- Assignment:
Your answer should hold every line of the records below that contains the string "JSON".

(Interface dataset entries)

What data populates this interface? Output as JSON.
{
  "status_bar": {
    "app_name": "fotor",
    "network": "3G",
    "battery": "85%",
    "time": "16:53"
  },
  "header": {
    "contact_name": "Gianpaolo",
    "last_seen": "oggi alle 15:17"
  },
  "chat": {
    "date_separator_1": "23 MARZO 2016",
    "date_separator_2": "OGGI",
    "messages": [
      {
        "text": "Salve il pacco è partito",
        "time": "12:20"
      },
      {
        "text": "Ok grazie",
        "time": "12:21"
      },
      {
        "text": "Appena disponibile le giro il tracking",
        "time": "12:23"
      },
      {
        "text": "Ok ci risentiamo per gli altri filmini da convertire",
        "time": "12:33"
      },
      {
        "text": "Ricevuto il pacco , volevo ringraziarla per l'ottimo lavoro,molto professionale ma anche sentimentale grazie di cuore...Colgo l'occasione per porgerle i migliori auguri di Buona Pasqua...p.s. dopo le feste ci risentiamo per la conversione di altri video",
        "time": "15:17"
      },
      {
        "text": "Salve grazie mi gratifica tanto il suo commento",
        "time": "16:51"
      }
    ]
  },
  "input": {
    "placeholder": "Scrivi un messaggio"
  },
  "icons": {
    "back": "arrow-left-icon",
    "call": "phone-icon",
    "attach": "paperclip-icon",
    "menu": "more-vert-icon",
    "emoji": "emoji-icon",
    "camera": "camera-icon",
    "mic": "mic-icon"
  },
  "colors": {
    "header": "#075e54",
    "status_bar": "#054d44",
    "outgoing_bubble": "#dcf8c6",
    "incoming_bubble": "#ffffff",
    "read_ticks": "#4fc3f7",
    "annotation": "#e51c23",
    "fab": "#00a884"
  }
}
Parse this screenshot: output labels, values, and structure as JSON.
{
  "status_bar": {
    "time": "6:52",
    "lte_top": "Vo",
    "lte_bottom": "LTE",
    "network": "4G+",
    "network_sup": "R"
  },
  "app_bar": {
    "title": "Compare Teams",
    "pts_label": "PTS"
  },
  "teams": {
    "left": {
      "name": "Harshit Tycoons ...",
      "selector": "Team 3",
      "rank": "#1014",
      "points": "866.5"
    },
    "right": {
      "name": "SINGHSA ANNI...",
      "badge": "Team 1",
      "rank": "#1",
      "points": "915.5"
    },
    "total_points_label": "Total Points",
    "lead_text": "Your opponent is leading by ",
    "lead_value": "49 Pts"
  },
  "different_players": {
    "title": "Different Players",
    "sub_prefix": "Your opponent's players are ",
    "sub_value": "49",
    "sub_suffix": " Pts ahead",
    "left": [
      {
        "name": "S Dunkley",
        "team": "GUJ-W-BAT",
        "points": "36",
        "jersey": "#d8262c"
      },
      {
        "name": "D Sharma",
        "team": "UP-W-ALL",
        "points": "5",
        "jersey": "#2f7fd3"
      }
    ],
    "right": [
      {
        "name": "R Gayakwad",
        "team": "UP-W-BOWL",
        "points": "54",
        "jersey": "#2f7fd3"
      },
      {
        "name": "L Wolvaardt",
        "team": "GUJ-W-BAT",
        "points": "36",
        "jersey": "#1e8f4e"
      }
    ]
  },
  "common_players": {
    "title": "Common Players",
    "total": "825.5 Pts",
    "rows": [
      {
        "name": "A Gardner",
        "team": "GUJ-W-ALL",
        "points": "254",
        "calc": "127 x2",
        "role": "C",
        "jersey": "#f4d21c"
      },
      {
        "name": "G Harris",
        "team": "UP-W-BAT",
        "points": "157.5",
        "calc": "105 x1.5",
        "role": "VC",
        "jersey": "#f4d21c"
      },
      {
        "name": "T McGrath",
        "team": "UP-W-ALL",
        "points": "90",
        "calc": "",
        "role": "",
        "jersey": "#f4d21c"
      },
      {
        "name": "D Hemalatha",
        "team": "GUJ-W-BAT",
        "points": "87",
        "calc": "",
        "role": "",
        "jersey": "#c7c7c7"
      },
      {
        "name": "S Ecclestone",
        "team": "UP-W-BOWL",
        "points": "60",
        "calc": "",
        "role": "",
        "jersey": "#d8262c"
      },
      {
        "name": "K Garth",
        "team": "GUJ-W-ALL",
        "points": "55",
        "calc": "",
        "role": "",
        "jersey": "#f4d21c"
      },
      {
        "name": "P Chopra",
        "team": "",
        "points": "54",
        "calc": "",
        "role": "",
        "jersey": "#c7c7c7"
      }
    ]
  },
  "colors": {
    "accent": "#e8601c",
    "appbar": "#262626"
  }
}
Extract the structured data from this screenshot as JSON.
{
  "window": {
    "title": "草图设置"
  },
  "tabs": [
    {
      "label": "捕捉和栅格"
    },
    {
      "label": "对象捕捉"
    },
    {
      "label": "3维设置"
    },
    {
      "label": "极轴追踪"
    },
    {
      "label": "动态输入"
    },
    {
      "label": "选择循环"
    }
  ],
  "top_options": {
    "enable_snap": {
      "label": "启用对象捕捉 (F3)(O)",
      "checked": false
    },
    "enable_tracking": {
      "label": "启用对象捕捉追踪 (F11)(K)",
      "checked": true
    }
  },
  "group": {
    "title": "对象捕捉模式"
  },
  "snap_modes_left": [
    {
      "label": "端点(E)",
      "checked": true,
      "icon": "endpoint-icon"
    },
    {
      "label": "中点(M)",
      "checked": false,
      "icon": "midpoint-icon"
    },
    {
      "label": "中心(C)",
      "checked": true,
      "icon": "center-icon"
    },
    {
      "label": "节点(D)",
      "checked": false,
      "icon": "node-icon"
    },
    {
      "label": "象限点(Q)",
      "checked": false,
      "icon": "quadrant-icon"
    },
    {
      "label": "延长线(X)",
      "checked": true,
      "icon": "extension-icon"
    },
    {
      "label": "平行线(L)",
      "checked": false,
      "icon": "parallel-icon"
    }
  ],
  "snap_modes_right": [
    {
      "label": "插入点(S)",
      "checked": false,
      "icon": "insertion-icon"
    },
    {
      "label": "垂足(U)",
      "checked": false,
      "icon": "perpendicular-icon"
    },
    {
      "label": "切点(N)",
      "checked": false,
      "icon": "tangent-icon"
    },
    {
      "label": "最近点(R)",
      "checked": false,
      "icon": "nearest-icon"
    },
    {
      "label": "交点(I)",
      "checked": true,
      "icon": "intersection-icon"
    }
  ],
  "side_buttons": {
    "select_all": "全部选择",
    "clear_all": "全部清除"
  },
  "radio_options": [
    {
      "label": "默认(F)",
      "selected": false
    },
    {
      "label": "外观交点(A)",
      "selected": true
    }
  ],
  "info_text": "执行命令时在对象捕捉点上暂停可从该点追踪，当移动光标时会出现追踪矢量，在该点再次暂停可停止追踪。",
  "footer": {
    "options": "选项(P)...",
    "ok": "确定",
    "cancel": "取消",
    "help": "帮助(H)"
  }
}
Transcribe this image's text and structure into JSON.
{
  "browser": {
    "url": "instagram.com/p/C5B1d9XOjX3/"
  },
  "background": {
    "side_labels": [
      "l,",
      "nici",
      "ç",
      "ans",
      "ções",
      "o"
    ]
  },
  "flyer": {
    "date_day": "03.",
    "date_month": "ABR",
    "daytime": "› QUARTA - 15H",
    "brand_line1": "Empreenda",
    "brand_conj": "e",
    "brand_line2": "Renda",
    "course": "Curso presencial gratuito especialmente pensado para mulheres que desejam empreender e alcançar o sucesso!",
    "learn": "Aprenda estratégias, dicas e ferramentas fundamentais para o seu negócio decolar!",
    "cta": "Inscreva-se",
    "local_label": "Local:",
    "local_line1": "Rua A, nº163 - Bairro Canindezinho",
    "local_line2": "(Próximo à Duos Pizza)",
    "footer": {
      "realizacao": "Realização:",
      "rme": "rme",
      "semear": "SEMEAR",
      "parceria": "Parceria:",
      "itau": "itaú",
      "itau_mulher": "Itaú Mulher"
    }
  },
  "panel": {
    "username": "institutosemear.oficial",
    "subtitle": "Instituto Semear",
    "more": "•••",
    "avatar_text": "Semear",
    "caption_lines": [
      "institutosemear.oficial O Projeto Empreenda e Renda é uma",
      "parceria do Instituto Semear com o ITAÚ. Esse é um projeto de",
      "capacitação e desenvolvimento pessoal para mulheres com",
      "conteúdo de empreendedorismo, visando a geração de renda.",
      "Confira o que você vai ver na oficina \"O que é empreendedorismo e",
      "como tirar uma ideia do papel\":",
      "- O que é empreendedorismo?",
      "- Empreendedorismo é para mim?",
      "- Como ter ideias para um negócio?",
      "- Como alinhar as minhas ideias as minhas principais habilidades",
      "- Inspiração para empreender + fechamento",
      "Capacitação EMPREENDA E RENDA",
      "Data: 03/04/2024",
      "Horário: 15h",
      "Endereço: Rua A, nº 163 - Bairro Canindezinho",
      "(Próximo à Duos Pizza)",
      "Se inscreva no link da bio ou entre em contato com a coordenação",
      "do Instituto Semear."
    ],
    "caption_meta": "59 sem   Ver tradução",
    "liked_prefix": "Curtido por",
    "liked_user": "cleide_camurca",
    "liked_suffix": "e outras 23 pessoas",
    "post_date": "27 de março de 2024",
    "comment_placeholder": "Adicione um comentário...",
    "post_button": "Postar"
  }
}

- Exercise response:
What data populates this interface? Output as JSON.
Parse this screenshot: output labels, values, and structure as JSON.
Extract the structured data from this screenshot as JSON.
Transcribe this image's text and structure into JSON.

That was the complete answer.